2. Tilmon, by the way, is only the fifth top-30 prospect from the Class of 2017 to already commit to a school. The others, if you're wondering, are No. 9 Mitchell Robinson (Western Kentucky), No. 15 Austin Wiley (Auburn), No. 27 Jaylen Hands (UCLA) and No. 29 Jalek Felton (North Carolina).

3. So-called "package deals" are talked about often in college basketball, but they rarely actually happen. That said, I'm told, it appears more likely than not that Wendell Carter and Gary Trent Jr. really are planning to attend college together. 247 Sports ranks Carter No. 4 in the Class of 2017. Trent is ranked 10th. Duke is considered the probable destination for both.

4. Speaking of Duke, the Blue Devils were widely criticized this week for releasing a non-league schedule that most consider soft. And I get it, if only because there's no denying most of Duke's non-league games -- i.e., the games played in November and December -- will be uninteresting and unchallenging, which is disappointing for a team ranked No. 1 in the preseason Top 25 (and one). But don't get it twisted. This is not a Duke problem. This is a college basketball problem. And until there's a real incentive to schedule more aggressively, high-majors playing more boring non-league games than intriguing non-league games will continue to be the norm.

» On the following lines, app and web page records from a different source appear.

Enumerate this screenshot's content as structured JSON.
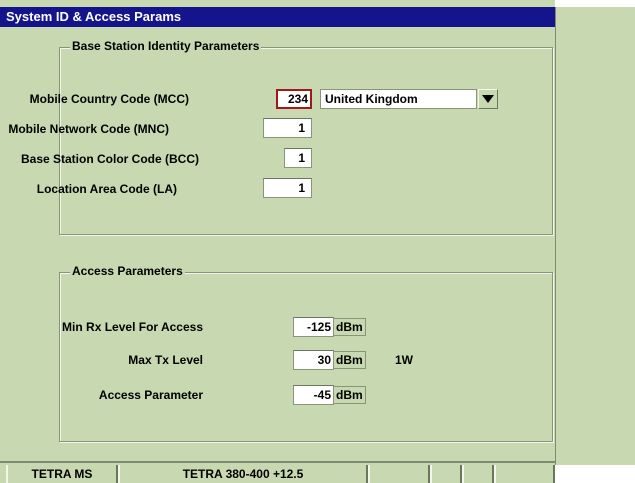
{
  "window": {
    "title": "System ID & Access Params"
  },
  "identity": {
    "title": "Base Station Identity Parameters",
    "mcc_label": "Mobile Country Code (MCC)",
    "mcc_value": "234",
    "country": "United Kingdom",
    "mnc_label": "Mobile Network Code (MNC)",
    "mnc_value": "1",
    "bcc_label": "Base Station Color Code (BCC)",
    "bcc_value": "1",
    "la_label": "Location Area Code (LA)",
    "la_value": "1"
  },
  "access": {
    "title": "Access Parameters",
    "min_rx_label": "Min Rx Level For Access",
    "min_rx_value": "-125",
    "min_rx_unit": "dBm",
    "max_tx_label": "Max Tx Level",
    "max_tx_value": "30",
    "max_tx_unit": "dBm",
    "max_tx_note": "1W",
    "access_param_label": "Access Parameter",
    "access_param_value": "-45",
    "access_param_unit": "dBm"
  },
  "statusbar": {
    "mode": "TETRA MS",
    "band": "TETRA 380-400 +12.5",
    "cell3": "",
    "cell4": "",
    "cell5": "",
    "cell6": ""
  },
  "colors": {
    "titlebar": "#14148c",
    "panel": "#c8d8b0",
    "active_border": "#a01818"
  },
  "icons": {
    "dropdown": "triangle-down-icon"
  }
}
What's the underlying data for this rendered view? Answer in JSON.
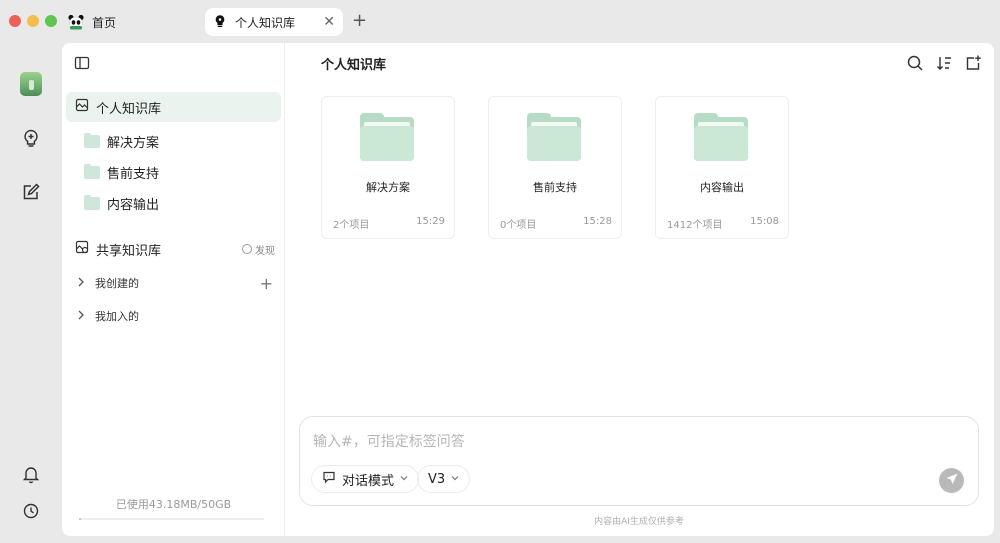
{
  "tabs": {
    "home_label": "首页",
    "active_label": "个人知识库",
    "close_glyph": "✕",
    "add_glyph": "+"
  },
  "sidebar": {
    "personal_kb_label": "个人知识库",
    "folders": [
      "解决方案",
      "售前支持",
      "内容输出"
    ],
    "shared_kb_label": "共享知识库",
    "discover_label": "发现",
    "created_label": "我创建的",
    "joined_label": "我加入的",
    "usage_text": "已使用43.18MB/50GB",
    "usage_fraction": 0.00084
  },
  "content": {
    "title": "个人知识库",
    "cards": [
      {
        "name": "解决方案",
        "count": "2个项目",
        "time": "15:29"
      },
      {
        "name": "售前支持",
        "count": "0个项目",
        "time": "15:28"
      },
      {
        "name": "内容输出",
        "count": "1412个项目",
        "time": "15:08"
      }
    ]
  },
  "input": {
    "placeholder": "输入#，可指定标签问答",
    "mode_label": "对话模式",
    "version_label": "V3",
    "disclaimer": "内容由AI生成仅供参考"
  },
  "colors": {
    "accent_green": "#b6dcc6",
    "selected_bg": "#eaf3ee"
  }
}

5. I said it on the latest episode of the Eye on College Basketball podcast, but it's worth repeating here: Man, I hated to hear the news that Austin Peay coach Dave Loos is battling cancer and undergoing chemotherapy. He's a decent man who's been through enough in the past year -- specifically his granddaughter's battle with cancer -- and it just seems unfair that he and his family are also dealing with this now. Austin Peay officials insisted they expect Loos to be on the sideline for the season-opener. I hope like hell they're right.

FINAL THOUGHT: My colleagues Matt Norlander and Chip Patterson posted an interesting project this week where they identified the best football-basketball combo schools over the past 15 years.

Florida was No. 1.

You can see the entire list here. But the project got me asking another question: Which 10 schools will have the best football-basketball combos over the next five years? The following is my educated guess:

1. Michigan State
2. Oklahoma
3. Ohio State
4. Michigan
5. Notre Dame
6. Oregon
8. Texas
9. Louisville
10. Arizona

Am I missing anybody?